──────── Records supplied
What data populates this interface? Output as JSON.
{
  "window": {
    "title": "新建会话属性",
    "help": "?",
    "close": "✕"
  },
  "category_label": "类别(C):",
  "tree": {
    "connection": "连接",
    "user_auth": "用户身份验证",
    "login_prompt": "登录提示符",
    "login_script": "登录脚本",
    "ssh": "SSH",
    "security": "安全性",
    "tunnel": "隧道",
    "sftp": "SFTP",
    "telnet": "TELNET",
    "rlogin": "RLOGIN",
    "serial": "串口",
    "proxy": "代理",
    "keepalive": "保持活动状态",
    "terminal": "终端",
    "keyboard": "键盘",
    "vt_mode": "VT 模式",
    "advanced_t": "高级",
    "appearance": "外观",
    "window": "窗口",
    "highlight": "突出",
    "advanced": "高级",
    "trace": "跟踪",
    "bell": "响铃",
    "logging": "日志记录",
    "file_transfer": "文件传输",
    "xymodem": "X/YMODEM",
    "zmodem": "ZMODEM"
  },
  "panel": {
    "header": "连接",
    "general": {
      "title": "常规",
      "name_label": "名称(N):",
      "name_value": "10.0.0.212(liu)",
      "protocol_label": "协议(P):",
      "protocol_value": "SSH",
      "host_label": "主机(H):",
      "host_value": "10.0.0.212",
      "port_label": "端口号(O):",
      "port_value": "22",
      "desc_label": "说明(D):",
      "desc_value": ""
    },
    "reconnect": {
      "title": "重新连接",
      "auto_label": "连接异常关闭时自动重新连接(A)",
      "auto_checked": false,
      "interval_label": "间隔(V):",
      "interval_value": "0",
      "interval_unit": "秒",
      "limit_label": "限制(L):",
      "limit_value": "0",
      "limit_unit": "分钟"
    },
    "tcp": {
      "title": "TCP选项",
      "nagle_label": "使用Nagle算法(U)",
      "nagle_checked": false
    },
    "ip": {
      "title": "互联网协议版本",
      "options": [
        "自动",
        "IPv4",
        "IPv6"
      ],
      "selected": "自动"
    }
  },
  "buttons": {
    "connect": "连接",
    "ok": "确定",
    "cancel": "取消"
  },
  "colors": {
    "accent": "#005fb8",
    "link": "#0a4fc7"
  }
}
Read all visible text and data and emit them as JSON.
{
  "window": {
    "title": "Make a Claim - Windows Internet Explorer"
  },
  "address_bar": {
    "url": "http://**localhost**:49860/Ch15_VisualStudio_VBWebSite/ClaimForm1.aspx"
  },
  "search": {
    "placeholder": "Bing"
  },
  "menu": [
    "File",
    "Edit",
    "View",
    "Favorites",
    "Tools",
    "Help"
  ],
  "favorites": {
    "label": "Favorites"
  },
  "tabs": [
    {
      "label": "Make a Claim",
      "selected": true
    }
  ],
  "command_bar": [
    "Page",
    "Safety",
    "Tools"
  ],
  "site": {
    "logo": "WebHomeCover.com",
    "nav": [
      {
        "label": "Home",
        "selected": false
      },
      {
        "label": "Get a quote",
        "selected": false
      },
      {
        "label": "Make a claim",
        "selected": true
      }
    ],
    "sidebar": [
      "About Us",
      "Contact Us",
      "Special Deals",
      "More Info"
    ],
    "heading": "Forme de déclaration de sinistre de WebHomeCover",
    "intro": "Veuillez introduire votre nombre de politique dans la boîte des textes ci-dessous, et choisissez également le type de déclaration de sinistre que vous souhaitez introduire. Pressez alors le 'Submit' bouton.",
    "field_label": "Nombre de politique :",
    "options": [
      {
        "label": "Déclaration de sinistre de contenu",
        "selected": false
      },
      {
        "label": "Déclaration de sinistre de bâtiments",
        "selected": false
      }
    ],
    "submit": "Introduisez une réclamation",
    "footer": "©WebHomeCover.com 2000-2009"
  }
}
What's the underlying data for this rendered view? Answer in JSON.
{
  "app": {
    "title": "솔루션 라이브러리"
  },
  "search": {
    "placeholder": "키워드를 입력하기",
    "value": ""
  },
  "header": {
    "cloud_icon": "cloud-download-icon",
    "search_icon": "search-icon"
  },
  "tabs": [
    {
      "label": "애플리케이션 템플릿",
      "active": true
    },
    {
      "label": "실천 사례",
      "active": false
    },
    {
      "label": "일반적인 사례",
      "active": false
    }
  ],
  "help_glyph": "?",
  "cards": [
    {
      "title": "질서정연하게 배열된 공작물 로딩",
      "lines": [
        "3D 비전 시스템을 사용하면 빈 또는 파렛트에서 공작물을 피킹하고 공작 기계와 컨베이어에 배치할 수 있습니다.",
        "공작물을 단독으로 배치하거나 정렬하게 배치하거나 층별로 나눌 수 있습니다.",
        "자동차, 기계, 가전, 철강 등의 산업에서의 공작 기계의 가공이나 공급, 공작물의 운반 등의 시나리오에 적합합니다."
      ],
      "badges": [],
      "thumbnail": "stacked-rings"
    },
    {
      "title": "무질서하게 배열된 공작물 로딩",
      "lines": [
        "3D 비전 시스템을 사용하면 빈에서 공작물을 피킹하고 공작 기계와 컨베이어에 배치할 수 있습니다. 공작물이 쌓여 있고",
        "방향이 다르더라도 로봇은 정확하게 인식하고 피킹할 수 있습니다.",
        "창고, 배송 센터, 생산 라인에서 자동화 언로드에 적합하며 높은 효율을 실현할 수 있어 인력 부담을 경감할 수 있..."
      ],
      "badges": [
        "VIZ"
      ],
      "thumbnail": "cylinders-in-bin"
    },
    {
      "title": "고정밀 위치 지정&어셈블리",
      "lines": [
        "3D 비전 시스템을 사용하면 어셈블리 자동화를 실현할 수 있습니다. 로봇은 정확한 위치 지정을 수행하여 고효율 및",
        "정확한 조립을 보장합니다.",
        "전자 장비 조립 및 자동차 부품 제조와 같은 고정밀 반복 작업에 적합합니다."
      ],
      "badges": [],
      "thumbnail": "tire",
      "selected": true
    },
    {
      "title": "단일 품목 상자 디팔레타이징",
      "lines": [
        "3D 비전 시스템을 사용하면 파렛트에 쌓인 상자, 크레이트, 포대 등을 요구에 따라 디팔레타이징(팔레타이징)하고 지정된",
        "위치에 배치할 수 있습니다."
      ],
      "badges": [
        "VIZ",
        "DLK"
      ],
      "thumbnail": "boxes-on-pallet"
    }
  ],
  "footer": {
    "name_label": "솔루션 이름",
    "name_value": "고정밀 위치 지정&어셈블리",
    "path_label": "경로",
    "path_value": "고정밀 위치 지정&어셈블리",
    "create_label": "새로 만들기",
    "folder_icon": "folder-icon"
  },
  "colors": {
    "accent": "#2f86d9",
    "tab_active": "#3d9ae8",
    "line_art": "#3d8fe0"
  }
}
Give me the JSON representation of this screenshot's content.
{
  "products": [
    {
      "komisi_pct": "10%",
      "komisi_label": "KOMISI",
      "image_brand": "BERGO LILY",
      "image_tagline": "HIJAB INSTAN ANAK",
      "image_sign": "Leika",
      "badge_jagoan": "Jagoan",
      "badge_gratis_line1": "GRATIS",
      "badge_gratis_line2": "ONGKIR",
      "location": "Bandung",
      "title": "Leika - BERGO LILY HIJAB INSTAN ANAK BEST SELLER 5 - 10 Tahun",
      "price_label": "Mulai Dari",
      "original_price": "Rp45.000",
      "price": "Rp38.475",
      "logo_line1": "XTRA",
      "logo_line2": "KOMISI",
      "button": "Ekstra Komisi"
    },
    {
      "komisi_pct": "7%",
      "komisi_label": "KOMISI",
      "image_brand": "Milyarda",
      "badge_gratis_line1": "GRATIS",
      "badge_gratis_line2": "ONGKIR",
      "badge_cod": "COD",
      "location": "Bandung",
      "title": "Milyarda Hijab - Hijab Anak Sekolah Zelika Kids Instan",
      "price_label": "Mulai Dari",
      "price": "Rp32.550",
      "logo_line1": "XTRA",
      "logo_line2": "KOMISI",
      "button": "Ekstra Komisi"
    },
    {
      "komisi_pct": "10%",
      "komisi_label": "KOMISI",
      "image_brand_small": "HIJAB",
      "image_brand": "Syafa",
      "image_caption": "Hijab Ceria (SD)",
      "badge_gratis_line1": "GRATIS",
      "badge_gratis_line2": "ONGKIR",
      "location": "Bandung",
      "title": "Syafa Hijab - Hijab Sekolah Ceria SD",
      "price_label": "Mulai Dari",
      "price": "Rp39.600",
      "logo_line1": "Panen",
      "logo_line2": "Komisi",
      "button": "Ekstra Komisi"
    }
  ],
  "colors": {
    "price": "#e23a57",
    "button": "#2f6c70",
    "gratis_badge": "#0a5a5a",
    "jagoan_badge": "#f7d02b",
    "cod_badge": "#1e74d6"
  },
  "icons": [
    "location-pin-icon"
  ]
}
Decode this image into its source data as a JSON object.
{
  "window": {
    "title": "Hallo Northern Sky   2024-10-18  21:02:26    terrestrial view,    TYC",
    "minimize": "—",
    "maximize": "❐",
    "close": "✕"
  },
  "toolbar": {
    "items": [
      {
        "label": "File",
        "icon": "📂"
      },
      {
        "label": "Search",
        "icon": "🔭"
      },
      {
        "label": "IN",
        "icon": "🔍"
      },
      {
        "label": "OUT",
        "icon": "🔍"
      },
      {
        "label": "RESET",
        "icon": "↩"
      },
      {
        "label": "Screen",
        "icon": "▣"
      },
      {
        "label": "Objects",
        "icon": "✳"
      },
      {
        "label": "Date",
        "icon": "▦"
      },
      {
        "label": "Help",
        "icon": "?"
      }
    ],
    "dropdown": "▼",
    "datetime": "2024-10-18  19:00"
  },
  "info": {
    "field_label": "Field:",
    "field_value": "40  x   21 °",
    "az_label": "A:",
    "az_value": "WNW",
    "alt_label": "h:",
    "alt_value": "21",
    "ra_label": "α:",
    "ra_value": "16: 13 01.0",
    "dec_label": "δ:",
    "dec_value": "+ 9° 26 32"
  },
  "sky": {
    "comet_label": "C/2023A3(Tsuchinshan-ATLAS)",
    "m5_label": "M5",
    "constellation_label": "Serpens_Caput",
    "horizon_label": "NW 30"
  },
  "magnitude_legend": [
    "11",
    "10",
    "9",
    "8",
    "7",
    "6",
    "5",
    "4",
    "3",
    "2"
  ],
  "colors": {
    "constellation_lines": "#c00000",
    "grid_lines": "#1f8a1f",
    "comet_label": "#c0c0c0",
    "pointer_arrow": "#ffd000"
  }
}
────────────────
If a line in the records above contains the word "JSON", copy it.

* Expected answer
What data populates this interface? Output as JSON.
Read all visible text and data and emit them as JSON.
What's the underlying data for this rendered view? Answer in JSON.
Give me the JSON representation of this screenshot's content.
Decode this image into its source data as a JSON object.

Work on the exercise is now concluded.